Your objective. For this exercise, retype all the data exactly and exclude every image.

%%

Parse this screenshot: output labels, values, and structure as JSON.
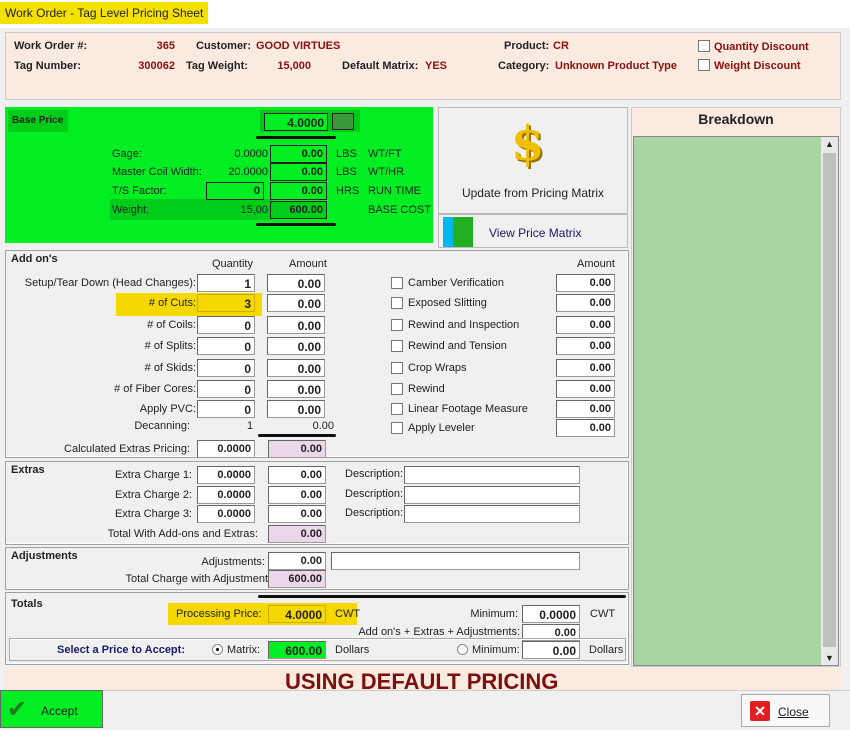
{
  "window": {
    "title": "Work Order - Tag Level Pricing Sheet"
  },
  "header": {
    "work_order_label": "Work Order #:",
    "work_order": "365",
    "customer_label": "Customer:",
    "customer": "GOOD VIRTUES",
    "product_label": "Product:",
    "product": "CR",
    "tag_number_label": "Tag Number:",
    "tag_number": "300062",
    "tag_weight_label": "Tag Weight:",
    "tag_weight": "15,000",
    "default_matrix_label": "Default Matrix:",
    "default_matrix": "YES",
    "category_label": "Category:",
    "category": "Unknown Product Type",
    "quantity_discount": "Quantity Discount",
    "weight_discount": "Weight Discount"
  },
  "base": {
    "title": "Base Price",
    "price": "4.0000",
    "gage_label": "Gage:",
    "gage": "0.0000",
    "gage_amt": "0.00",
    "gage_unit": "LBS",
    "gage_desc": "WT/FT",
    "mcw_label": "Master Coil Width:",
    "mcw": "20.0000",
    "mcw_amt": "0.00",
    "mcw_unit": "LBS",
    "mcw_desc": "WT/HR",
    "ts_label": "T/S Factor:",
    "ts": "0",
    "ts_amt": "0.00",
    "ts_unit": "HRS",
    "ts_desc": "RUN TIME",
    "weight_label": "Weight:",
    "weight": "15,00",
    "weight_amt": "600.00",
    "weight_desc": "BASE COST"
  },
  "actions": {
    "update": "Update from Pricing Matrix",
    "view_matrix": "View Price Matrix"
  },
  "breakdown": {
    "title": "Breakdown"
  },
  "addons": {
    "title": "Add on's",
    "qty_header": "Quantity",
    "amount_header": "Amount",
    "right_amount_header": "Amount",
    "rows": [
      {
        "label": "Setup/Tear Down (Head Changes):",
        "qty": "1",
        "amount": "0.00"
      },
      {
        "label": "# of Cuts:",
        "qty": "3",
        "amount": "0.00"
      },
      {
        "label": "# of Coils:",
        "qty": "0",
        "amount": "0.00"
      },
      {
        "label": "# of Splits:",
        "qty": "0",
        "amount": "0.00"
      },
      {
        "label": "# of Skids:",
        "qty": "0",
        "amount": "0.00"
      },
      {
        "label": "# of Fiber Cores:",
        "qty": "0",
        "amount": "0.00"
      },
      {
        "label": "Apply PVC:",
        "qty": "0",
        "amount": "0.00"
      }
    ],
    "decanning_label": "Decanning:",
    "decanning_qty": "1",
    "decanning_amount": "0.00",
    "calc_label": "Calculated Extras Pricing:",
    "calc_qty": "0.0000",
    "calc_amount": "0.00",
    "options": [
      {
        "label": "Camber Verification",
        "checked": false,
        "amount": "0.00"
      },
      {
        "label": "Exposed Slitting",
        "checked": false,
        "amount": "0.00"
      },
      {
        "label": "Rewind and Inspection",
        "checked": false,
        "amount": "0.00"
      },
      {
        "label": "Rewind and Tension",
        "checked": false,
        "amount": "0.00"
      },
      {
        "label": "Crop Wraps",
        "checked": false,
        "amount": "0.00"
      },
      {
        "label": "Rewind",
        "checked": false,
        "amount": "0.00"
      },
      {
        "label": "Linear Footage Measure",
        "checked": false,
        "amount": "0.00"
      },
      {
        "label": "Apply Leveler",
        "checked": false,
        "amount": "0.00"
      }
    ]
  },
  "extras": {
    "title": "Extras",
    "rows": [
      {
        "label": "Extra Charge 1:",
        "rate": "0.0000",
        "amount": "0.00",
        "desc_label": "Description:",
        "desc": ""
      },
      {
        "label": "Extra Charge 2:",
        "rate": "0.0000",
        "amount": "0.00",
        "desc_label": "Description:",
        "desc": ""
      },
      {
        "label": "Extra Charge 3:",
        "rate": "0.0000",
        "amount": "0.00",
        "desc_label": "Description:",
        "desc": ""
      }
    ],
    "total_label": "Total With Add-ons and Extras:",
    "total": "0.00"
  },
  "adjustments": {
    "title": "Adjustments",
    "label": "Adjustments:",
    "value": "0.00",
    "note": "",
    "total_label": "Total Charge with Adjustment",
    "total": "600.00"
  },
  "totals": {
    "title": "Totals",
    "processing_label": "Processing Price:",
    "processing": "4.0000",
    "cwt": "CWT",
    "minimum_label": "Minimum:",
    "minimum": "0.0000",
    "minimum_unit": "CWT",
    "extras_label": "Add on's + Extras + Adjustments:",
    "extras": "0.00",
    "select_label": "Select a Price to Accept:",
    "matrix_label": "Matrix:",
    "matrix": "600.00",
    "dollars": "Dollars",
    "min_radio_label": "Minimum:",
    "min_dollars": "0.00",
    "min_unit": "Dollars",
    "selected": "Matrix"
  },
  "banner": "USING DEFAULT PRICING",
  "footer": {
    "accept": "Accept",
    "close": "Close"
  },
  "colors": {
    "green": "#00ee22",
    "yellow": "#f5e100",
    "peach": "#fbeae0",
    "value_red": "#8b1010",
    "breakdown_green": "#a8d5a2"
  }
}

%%

Task answer.
Parse this screenshot: output labels, values, and structure as JSON.
{
  "window": {
    "title": "Work Order - Tag Level Pricing Sheet"
  },
  "header": {
    "work_order_label": "Work Order #:",
    "work_order": "365",
    "customer_label": "Customer:",
    "customer": "GOOD VIRTUES",
    "product_label": "Product:",
    "product": "CR",
    "tag_number_label": "Tag Number:",
    "tag_number": "300062",
    "tag_weight_label": "Tag Weight:",
    "tag_weight": "15,000",
    "default_matrix_label": "Default Matrix:",
    "default_matrix": "YES",
    "category_label": "Category:",
    "category": "Unknown Product Type",
    "quantity_discount": "Quantity Discount",
    "weight_discount": "Weight Discount"
  },
  "base": {
    "title": "Base Price",
    "price": "4.0000",
    "gage_label": "Gage:",
    "gage": "0.0000",
    "gage_amt": "0.00",
    "gage_unit": "LBS",
    "gage_desc": "WT/FT",
    "mcw_label": "Master Coil Width:",
    "mcw": "20.0000",
    "mcw_amt": "0.00",
    "mcw_unit": "LBS",
    "mcw_desc": "WT/HR",
    "ts_label": "T/S Factor:",
    "ts": "0",
    "ts_amt": "0.00",
    "ts_unit": "HRS",
    "ts_desc": "RUN TIME",
    "weight_label": "Weight:",
    "weight": "15,00",
    "weight_amt": "600.00",
    "weight_desc": "BASE COST"
  },
  "actions": {
    "update": "Update from Pricing Matrix",
    "view_matrix": "View Price Matrix"
  },
  "breakdown": {
    "title": "Breakdown"
  },
  "addons": {
    "title": "Add on's",
    "qty_header": "Quantity",
    "amount_header": "Amount",
    "right_amount_header": "Amount",
    "rows": [
      {
        "label": "Setup/Tear Down (Head Changes):",
        "qty": "1",
        "amount": "0.00"
      },
      {
        "label": "# of Cuts:",
        "qty": "3",
        "amount": "0.00"
      },
      {
        "label": "# of Coils:",
        "qty": "0",
        "amount": "0.00"
      },
      {
        "label": "# of Splits:",
        "qty": "0",
        "amount": "0.00"
      },
      {
        "label": "# of Skids:",
        "qty": "0",
        "amount": "0.00"
      },
      {
        "label": "# of Fiber Cores:",
        "qty": "0",
        "amount": "0.00"
      },
      {
        "label": "Apply PVC:",
        "qty": "0",
        "amount": "0.00"
      }
    ],
    "decanning_label": "Decanning:",
    "decanning_qty": "1",
    "decanning_amount": "0.00",
    "calc_label": "Calculated Extras Pricing:",
    "calc_qty": "0.0000",
    "calc_amount": "0.00",
    "options": [
      {
        "label": "Camber Verification",
        "checked": false,
        "amount": "0.00"
      },
      {
        "label": "Exposed Slitting",
        "checked": false,
        "amount": "0.00"
      },
      {
        "label": "Rewind and Inspection",
        "checked": false,
        "amount": "0.00"
      },
      {
        "label": "Rewind and Tension",
        "checked": false,
        "amount": "0.00"
      },
      {
        "label": "Crop Wraps",
        "checked": false,
        "amount": "0.00"
      },
      {
        "label": "Rewind",
        "checked": false,
        "amount": "0.00"
      },
      {
        "label": "Linear Footage Measure",
        "checked": false,
        "amount": "0.00"
      },
      {
        "label": "Apply Leveler",
        "checked": false,
        "amount": "0.00"
      }
    ]
  },
  "extras": {
    "title": "Extras",
    "rows": [
      {
        "label": "Extra Charge 1:",
        "rate": "0.0000",
        "amount": "0.00",
        "desc_label": "Description:",
        "desc": ""
      },
      {
        "label": "Extra Charge 2:",
        "rate": "0.0000",
        "amount": "0.00",
        "desc_label": "Description:",
        "desc": ""
      },
      {
        "label": "Extra Charge 3:",
        "rate": "0.0000",
        "amount": "0.00",
        "desc_label": "Description:",
        "desc": ""
      }
    ],
    "total_label": "Total With Add-ons and Extras:",
    "total": "0.00"
  },
  "adjustments": {
    "title": "Adjustments",
    "label": "Adjustments:",
    "value": "0.00",
    "note": "",
    "total_label": "Total Charge with Adjustment",
    "total": "600.00"
  },
  "totals": {
    "title": "Totals",
    "processing_label": "Processing Price:",
    "processing": "4.0000",
    "cwt": "CWT",
    "minimum_label": "Minimum:",
    "minimum": "0.0000",
    "minimum_unit": "CWT",
    "extras_label": "Add on's + Extras + Adjustments:",
    "extras": "0.00",
    "select_label": "Select a Price to Accept:",
    "matrix_label": "Matrix:",
    "matrix": "600.00",
    "dollars": "Dollars",
    "min_radio_label": "Minimum:",
    "min_dollars": "0.00",
    "min_unit": "Dollars",
    "selected": "Matrix"
  },
  "banner": "USING DEFAULT PRICING",
  "footer": {
    "accept": "Accept",
    "close": "Close"
  },
  "colors": {
    "green": "#00ee22",
    "yellow": "#f5e100",
    "peach": "#fbeae0",
    "value_red": "#8b1010",
    "breakdown_green": "#a8d5a2"
  }
}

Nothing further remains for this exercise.